Associated Press

The Courts

Bail bondsman can't make pitch to inmate in person
Bail bond companies can advertise their services to new jail inmates, their main source of business. They can approach an arrestee's family, friends or lawyer to try to arrange bail. But in California, they can't make an in-person sales pitch to an inmate who hasn't requested it - and a state appeals court says the restriction, which carries criminal penalties, doesn't violate freedom of speech. The ban, enacted by the state Department of Insurance in 1977, protects arrestees from "harassment, intimidation, fraud or other forms of overreaching common to direct solicitation of bail," the Second District Court of Appeal said Tuesday.
San Francisco Chronicle

Social Workers

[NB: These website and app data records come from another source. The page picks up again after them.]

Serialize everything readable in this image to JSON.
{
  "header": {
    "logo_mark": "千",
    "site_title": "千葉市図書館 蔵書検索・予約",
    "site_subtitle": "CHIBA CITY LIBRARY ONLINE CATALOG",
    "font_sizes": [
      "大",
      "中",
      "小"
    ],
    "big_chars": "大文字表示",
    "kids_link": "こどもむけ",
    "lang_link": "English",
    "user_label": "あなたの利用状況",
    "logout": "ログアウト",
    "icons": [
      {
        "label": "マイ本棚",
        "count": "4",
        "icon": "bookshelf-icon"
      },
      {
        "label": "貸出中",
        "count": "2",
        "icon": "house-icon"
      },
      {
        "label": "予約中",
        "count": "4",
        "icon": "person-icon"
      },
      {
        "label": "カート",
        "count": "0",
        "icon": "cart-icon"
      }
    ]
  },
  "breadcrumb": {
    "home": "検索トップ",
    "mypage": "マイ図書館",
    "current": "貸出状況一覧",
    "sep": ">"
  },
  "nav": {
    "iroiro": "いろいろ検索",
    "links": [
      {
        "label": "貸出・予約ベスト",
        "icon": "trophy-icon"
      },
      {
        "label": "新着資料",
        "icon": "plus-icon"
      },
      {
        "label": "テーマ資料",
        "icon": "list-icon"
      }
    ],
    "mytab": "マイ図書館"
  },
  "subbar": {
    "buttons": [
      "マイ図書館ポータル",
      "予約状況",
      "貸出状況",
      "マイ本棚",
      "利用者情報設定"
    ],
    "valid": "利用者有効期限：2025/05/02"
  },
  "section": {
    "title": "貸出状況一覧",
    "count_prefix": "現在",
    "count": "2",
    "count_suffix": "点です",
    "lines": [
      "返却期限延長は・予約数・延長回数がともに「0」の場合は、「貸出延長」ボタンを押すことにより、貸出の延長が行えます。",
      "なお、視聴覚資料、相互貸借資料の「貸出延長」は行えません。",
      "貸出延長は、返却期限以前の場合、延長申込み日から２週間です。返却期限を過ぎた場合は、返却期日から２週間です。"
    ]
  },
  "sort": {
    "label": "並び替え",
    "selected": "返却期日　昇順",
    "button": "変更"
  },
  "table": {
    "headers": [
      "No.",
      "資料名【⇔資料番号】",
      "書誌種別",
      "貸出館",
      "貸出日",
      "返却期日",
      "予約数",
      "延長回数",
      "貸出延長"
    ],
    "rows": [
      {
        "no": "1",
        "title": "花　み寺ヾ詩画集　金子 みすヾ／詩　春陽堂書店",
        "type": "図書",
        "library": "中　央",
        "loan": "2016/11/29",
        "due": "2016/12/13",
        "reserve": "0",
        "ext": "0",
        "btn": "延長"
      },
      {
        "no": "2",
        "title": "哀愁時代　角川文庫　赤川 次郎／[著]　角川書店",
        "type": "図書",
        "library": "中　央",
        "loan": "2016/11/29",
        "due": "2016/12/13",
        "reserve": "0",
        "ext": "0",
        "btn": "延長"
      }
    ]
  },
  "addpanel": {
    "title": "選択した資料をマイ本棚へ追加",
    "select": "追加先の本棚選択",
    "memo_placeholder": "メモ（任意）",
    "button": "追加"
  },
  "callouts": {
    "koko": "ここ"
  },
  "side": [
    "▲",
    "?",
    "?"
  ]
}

Union sues L.A. County over social worker staffing
The union representing Los Angeles County social workers filed a lawsuit Tuesday to force the county to reduce case loads. Service Employees International Union Local 721 - which represents about 55,000 county employees - alleged in the suit that the county had ignored a directive issued by an arbitrator last year to reduce the social worker-to-child ratios in the Compton office of the county child welfare department. Under their contract, the social workers are supposed to monitor no more than 30 children at a time, but SEIU said they often handle two or three times that number.
Los Angeles Times

City Government

L.A. councilman faults 'gaps in communication' after LAX shooting
A Los Angeles City Council member Tuesday criticized what he called "gaps in communication" between Los Angeles International Airport workers and thousands of stranded, evacuated passengers in the hours after Friday's shooting. Councilman Mike Bonin, whose Westside district includes LAX, praised the public safety response to accused gunman Paul Ciancia, who police say entered Terminal 3, fatally shot a TSA agent and wounded two more.
Los Angeles Times

L.A. seeks proposals to achieve free citywide Wi-Fi
Calling it a move to push the 20th century into the 21st century, the Los Angeles City Council on Tuesday approved a request for proposals to develop free Wi-Fi service citywide. Councilman Bob Blumenfield acknowledged the plan could carry a price tag of $60 million to $100 million for basic Wi-Fi services, with the Information and Technology Agency estimating a full buildout of the system could run $3 billion to $5 billion.
Los Angeles Daily News


About the LAPPL Formed in 1923, the Los Angeles Police Protective League (LAPPL) represents the more than 9,900 dedicated and professional sworn members of the Los Angeles Police Department. The LAPPL serves to advance the interests of LAPD officers through legislative and legal advocacy, political action and education. The LAPPL can be found on the Web at: